■ **WHAT YOU HAVE TO DO**
Here is a listing. Set it down again exactly.

== PROVIDED INFORMATION ==

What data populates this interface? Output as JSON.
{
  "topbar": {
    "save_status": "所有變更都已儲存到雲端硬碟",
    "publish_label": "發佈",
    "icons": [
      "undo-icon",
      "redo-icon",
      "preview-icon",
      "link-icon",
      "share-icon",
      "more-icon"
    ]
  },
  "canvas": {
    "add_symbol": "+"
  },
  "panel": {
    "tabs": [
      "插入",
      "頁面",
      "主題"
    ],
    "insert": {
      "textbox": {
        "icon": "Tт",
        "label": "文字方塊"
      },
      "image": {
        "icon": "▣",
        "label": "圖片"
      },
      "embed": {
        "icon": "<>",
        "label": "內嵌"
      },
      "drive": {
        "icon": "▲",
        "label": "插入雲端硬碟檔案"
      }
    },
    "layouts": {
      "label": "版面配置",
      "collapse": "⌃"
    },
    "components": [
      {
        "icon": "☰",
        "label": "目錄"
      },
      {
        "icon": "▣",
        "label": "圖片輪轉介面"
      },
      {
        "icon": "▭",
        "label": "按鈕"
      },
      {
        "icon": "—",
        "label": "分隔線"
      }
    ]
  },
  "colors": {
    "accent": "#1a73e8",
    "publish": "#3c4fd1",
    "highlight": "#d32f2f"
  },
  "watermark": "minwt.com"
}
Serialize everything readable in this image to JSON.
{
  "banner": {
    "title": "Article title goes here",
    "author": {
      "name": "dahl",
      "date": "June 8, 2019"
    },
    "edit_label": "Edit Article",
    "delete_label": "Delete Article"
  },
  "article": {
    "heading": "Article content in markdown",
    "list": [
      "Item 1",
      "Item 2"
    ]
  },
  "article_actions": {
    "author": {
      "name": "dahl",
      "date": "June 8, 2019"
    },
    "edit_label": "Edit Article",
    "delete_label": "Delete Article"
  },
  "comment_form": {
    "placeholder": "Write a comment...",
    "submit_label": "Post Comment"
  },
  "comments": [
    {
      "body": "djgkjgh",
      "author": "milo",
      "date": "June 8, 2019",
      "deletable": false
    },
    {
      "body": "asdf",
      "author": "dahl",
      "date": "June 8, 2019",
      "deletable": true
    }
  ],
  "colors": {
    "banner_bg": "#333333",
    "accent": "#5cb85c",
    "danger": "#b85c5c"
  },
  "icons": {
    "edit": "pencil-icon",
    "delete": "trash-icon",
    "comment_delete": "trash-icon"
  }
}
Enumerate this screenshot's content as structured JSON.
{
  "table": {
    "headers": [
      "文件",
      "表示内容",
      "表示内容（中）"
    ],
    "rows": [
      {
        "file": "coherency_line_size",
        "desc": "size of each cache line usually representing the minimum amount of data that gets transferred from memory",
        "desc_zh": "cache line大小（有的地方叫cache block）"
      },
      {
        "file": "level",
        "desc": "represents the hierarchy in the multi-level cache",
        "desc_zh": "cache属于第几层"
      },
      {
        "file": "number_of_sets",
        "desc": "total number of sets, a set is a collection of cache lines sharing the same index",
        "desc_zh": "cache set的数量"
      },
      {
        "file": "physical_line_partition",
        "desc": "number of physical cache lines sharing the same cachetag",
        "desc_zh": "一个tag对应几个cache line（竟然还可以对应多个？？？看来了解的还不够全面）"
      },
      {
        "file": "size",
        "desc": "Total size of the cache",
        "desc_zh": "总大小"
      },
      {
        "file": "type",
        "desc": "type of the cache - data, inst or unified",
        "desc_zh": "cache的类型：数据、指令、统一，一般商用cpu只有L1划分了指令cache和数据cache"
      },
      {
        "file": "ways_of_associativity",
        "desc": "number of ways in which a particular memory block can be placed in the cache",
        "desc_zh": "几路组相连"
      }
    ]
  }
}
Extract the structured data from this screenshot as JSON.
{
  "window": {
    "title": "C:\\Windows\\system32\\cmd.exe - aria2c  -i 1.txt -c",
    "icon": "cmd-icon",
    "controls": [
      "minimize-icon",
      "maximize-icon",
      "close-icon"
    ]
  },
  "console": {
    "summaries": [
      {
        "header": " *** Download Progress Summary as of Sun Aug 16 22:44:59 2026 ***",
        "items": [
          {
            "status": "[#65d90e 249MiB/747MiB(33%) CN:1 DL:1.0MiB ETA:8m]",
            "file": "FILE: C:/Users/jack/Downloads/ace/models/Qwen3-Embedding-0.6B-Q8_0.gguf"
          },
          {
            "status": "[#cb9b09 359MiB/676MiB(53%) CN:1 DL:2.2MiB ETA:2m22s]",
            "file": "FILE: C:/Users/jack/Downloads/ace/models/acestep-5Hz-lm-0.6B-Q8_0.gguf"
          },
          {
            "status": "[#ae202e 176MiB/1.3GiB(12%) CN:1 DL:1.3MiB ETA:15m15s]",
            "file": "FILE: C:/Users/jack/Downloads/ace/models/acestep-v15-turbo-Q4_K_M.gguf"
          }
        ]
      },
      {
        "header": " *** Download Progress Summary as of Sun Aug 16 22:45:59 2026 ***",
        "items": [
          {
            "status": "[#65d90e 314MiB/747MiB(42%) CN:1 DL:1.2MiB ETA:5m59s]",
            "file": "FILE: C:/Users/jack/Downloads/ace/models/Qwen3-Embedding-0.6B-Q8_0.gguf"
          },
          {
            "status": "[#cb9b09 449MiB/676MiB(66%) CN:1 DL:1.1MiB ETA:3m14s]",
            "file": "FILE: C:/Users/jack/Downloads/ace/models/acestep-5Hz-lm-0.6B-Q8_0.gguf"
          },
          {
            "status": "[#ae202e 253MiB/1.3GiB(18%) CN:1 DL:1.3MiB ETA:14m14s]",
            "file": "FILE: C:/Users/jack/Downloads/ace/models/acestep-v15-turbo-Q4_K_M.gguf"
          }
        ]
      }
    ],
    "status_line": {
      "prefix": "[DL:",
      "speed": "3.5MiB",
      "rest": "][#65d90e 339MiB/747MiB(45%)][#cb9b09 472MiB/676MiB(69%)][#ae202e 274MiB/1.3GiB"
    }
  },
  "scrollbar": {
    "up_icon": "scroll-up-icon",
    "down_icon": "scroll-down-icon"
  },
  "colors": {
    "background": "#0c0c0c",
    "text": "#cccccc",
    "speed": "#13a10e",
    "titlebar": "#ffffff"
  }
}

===

■ **WRITTEN SOLUTION**
What data populates this interface? Output as JSON.
{
  "topbar": {
    "save_status": "所有變更都已儲存到雲端硬碟",
    "publish_label": "發佈",
    "icons": [
      "undo-icon",
      "redo-icon",
      "preview-icon",
      "link-icon",
      "share-icon",
      "more-icon"
    ]
  },
  "canvas": {
    "add_symbol": "+"
  },
  "panel": {
    "tabs": [
      "插入",
      "頁面",
      "主題"
    ],
    "insert": {
      "textbox": {
        "icon": "Tт",
        "label": "文字方塊"
      },
      "image": {
        "icon": "▣",
        "label": "圖片"
      },
      "embed": {
        "icon": "<>",
        "label": "內嵌"
      },
      "drive": {
        "icon": "▲",
        "label": "插入雲端硬碟檔案"
      }
    },
    "layouts": {
      "label": "版面配置",
      "collapse": "⌃"
    },
    "components": [
      {
        "icon": "☰",
        "label": "目錄"
      },
      {
        "icon": "▣",
        "label": "圖片輪轉介面"
      },
      {
        "icon": "▭",
        "label": "按鈕"
      },
      {
        "icon": "—",
        "label": "分隔線"
      }
    ]
  },
  "colors": {
    "accent": "#1a73e8",
    "publish": "#3c4fd1",
    "highlight": "#d32f2f"
  },
  "watermark": "minwt.com"
}
Serialize everything readable in this image to JSON.
{
  "banner": {
    "title": "Article title goes here",
    "author": {
      "name": "dahl",
      "date": "June 8, 2019"
    },
    "edit_label": "Edit Article",
    "delete_label": "Delete Article"
  },
  "article": {
    "heading": "Article content in markdown",
    "list": [
      "Item 1",
      "Item 2"
    ]
  },
  "article_actions": {
    "author": {
      "name": "dahl",
      "date": "June 8, 2019"
    },
    "edit_label": "Edit Article",
    "delete_label": "Delete Article"
  },
  "comment_form": {
    "placeholder": "Write a comment...",
    "submit_label": "Post Comment"
  },
  "comments": [
    {
      "body": "djgkjgh",
      "author": "milo",
      "date": "June 8, 2019",
      "deletable": false
    },
    {
      "body": "asdf",
      "author": "dahl",
      "date": "June 8, 2019",
      "deletable": true
    }
  ],
  "colors": {
    "banner_bg": "#333333",
    "accent": "#5cb85c",
    "danger": "#b85c5c"
  },
  "icons": {
    "edit": "pencil-icon",
    "delete": "trash-icon",
    "comment_delete": "trash-icon"
  }
}
Enumerate this screenshot's content as structured JSON.
{
  "table": {
    "headers": [
      "文件",
      "表示内容",
      "表示内容（中）"
    ],
    "rows": [
      {
        "file": "coherency_line_size",
        "desc": "size of each cache line usually representing the minimum amount of data that gets transferred from memory",
        "desc_zh": "cache line大小（有的地方叫cache block）"
      },
      {
        "file": "level",
        "desc": "represents the hierarchy in the multi-level cache",
        "desc_zh": "cache属于第几层"
      },
      {
        "file": "number_of_sets",
        "desc": "total number of sets, a set is a collection of cache lines sharing the same index",
        "desc_zh": "cache set的数量"
      },
      {
        "file": "physical_line_partition",
        "desc": "number of physical cache lines sharing the same cachetag",
        "desc_zh": "一个tag对应几个cache line（竟然还可以对应多个？？？看来了解的还不够全面）"
      },
      {
        "file": "size",
        "desc": "Total size of the cache",
        "desc_zh": "总大小"
      },
      {
        "file": "type",
        "desc": "type of the cache - data, inst or unified",
        "desc_zh": "cache的类型：数据、指令、统一，一般商用cpu只有L1划分了指令cache和数据cache"
      },
      {
        "file": "ways_of_associativity",
        "desc": "number of ways in which a particular memory block can be placed in the cache",
        "desc_zh": "几路组相连"
      }
    ]
  }
}
Extract the structured data from this screenshot as JSON.
{
  "window": {
    "title": "C:\\Windows\\system32\\cmd.exe - aria2c  -i 1.txt -c",
    "icon": "cmd-icon",
    "controls": [
      "minimize-icon",
      "maximize-icon",
      "close-icon"
    ]
  },
  "console": {
    "summaries": [
      {
        "header": " *** Download Progress Summary as of Sun Aug 16 22:44:59 2026 ***",
        "items": [
          {
            "status": "[#65d90e 249MiB/747MiB(33%) CN:1 DL:1.0MiB ETA:8m]",
            "file": "FILE: C:/Users/jack/Downloads/ace/models/Qwen3-Embedding-0.6B-Q8_0.gguf"
          },
          {
            "status": "[#cb9b09 359MiB/676MiB(53%) CN:1 DL:2.2MiB ETA:2m22s]",
            "file": "FILE: C:/Users/jack/Downloads/ace/models/acestep-5Hz-lm-0.6B-Q8_0.gguf"
          },
          {
            "status": "[#ae202e 176MiB/1.3GiB(12%) CN:1 DL:1.3MiB ETA:15m15s]",
            "file": "FILE: C:/Users/jack/Downloads/ace/models/acestep-v15-turbo-Q4_K_M.gguf"
          }
        ]
      },
      {
        "header": " *** Download Progress Summary as of Sun Aug 16 22:45:59 2026 ***",
        "items": [
          {
            "status": "[#65d90e 314MiB/747MiB(42%) CN:1 DL:1.2MiB ETA:5m59s]",
            "file": "FILE: C:/Users/jack/Downloads/ace/models/Qwen3-Embedding-0.6B-Q8_0.gguf"
          },
          {
            "status": "[#cb9b09 449MiB/676MiB(66%) CN:1 DL:1.1MiB ETA:3m14s]",
            "file": "FILE: C:/Users/jack/Downloads/ace/models/acestep-5Hz-lm-0.6B-Q8_0.gguf"
          },
          {
            "status": "[#ae202e 253MiB/1.3GiB(18%) CN:1 DL:1.3MiB ETA:14m14s]",
            "file": "FILE: C:/Users/jack/Downloads/ace/models/acestep-v15-turbo-Q4_K_M.gguf"
          }
        ]
      }
    ],
    "status_line": {
      "prefix": "[DL:",
      "speed": "3.5MiB",
      "rest": "][#65d90e 339MiB/747MiB(45%)][#cb9b09 472MiB/676MiB(69%)][#ae202e 274MiB/1.3GiB"
    }
  },
  "scrollbar": {
    "up_icon": "scroll-up-icon",
    "down_icon": "scroll-down-icon"
  },
  "colors": {
    "background": "#0c0c0c",
    "text": "#cccccc",
    "speed": "#13a10e",
    "titlebar": "#ffffff"
  }
}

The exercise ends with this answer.